**Exercise prompt:** Write out every line from the listing below where the string "Family" is found.

**Exercise materials:**

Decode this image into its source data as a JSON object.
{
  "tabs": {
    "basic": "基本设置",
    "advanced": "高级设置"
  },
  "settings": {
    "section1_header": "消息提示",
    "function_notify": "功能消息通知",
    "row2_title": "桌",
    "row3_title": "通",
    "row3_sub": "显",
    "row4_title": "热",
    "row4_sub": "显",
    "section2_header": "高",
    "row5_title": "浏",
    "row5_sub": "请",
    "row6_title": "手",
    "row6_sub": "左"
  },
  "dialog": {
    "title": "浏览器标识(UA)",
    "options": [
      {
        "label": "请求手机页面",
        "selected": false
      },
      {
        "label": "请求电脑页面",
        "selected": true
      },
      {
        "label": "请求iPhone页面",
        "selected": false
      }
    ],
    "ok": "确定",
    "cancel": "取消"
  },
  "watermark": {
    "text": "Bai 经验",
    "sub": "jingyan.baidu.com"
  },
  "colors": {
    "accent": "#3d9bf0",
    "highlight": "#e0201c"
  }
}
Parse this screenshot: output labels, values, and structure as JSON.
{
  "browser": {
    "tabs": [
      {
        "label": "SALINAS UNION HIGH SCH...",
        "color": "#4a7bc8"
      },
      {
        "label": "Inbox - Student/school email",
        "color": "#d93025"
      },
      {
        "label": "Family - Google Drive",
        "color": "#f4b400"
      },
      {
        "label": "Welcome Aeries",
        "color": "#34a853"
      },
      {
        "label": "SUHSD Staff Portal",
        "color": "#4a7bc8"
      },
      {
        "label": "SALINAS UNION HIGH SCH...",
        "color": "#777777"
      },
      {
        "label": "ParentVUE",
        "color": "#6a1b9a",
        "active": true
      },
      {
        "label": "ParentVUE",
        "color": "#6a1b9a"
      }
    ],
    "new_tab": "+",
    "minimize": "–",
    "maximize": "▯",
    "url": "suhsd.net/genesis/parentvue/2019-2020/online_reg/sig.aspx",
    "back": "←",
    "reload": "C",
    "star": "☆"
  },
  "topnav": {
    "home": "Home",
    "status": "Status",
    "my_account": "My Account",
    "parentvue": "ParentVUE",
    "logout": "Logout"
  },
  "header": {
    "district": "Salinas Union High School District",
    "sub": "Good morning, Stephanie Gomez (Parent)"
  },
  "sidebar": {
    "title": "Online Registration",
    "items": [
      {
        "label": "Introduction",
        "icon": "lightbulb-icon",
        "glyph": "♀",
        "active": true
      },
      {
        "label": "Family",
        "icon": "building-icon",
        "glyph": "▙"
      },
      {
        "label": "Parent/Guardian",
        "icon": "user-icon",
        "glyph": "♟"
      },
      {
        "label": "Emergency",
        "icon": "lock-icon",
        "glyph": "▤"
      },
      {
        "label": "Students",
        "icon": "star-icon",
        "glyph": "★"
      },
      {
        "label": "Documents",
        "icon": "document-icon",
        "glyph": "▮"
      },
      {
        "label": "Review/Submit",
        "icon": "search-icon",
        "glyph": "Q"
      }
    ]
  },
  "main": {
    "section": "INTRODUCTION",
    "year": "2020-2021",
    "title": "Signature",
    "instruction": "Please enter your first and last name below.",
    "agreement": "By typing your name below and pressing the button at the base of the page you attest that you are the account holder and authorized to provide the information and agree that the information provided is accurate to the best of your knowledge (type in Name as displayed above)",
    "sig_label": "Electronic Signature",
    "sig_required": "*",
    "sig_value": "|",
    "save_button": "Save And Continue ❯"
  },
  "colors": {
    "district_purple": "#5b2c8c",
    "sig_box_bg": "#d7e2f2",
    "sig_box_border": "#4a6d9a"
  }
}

**Problem solution:**
        "label": "Family - Google Drive",
        "label": "Family",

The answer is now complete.